Sergio Martinez asks in his essay: Could Euro Zone’s GDPR serve as a multilateral regulatory framework on cross-border data flows? In a rapidly evolving world with increasing disruptive technologies, multiple stakeholders across nations, industries and sectors are confronting growing societal demands about the need for ethics and regulatory frameworks on cross-border data flows (CBDFs). What does this mean and how to get started? These and many more are pressing questions facing policy-makers in multilateral forums with the aims of addressing recent quantifiable impacts of digital trade—a trade dimension comprising the global exchanges of emerging technologies, e.g., data flows, e-commerce, in late twenty and early twenty first centuries. While trade agreements and regional regulatory frameworks have intended to dictate principles, norms and rules for several concerns around CBDFs, institutional efforts for setting up an inclusive, multilateral framework are still lacking in the policy arena. With this motivation, the present paper illustrates the case of Euro Zone’s General Data Protection Regulation (GDPR) as the most comprehensive legal instrument up to date that might potentially guide initial policy discussions around the so needed multilateral regulatory and ethical framework on CBDFs.

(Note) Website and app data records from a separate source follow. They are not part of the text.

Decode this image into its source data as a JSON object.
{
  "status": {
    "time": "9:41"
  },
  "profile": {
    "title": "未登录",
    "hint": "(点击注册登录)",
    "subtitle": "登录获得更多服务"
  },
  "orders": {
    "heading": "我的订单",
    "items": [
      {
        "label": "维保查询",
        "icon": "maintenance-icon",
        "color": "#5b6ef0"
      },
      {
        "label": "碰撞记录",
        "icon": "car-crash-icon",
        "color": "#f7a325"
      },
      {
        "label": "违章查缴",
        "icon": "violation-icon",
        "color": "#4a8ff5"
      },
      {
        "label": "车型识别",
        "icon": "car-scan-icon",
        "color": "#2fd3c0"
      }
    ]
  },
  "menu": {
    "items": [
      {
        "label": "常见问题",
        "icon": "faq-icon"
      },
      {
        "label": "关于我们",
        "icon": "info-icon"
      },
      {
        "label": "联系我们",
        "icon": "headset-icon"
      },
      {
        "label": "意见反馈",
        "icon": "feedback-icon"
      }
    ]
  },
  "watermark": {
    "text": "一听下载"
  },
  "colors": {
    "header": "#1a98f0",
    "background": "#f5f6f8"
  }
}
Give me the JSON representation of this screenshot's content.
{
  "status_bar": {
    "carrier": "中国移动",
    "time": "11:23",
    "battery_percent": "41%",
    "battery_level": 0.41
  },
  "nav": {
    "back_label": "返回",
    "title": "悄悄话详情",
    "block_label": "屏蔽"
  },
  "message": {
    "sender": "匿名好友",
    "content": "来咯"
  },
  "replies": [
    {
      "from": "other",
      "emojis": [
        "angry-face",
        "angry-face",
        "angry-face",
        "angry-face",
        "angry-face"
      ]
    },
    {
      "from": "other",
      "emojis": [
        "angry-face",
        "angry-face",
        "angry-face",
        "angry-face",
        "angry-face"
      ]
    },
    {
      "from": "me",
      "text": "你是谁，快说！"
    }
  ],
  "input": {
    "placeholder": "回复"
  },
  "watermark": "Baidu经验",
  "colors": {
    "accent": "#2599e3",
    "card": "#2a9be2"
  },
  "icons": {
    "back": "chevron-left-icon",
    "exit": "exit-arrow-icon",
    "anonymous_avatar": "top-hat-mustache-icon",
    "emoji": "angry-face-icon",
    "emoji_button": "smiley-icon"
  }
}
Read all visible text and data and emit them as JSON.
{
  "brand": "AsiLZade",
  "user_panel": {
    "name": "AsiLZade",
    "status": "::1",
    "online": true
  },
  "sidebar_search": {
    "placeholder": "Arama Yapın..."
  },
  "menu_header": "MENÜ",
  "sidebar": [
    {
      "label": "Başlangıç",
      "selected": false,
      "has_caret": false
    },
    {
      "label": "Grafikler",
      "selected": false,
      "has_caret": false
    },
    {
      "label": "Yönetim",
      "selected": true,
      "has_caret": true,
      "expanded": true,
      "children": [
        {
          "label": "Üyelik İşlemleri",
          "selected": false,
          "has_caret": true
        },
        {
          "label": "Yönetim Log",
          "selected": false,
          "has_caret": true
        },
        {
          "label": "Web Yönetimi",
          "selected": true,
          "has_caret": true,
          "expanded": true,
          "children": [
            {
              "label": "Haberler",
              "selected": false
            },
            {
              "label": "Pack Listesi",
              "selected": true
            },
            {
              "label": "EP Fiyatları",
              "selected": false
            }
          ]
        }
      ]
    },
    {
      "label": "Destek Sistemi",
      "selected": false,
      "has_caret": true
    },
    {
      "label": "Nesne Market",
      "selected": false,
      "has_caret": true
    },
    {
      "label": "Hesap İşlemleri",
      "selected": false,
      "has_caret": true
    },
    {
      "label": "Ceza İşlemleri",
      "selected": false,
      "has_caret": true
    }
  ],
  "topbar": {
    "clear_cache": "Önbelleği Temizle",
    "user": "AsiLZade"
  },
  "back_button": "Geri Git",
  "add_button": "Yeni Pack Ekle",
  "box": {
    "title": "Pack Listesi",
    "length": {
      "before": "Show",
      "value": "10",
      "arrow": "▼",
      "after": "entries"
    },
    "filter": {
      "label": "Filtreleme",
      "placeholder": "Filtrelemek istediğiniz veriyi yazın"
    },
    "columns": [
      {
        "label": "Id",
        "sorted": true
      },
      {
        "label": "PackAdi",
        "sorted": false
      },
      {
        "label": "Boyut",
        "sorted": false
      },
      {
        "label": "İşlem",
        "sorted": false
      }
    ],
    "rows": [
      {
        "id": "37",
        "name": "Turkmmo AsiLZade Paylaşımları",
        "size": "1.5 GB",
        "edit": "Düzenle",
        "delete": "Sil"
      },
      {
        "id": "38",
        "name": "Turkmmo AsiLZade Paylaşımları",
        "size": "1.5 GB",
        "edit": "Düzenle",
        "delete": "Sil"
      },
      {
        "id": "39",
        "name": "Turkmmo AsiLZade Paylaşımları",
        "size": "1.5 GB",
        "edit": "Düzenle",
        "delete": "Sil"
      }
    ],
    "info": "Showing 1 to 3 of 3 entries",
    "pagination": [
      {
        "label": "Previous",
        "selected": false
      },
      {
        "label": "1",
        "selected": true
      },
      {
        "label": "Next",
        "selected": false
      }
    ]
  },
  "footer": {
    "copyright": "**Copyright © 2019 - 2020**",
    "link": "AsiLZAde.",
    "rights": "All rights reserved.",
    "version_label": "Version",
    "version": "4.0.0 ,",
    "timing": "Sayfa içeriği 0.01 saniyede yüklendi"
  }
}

The issue of The Business and Public Administration Studies Journal concludes with another important study by Marc Castillo and Maxwell Schriner. The study is titled: As long as it can: Uruguayan resilience in times of COVID-19. The authors take a closer look at Uruguay in this current, unprecedented COVID 19 era. Public health infrastructure has assumed a distinct advantage in pandemic response effectiveness. Uruguay is experiencing a COVID mortality rate that is significantly lower than the Latin American average; businesses reopened as early as June, 2020. This, in result of a long time commitment to mutual trust between the citizens and the government. Even though through the beginning of 2021, there has been an uptick in COVID cases Uruguay has managed to curtail the pandemic once more at the time of this publication in September, 2021. Their research focuses on the historical context that has enabled this collective national trust. It has become paramount to combating the COVID pandemic, along with the success of the domestic market, and the opportunity the nation has to diversify its exports for better economic performance.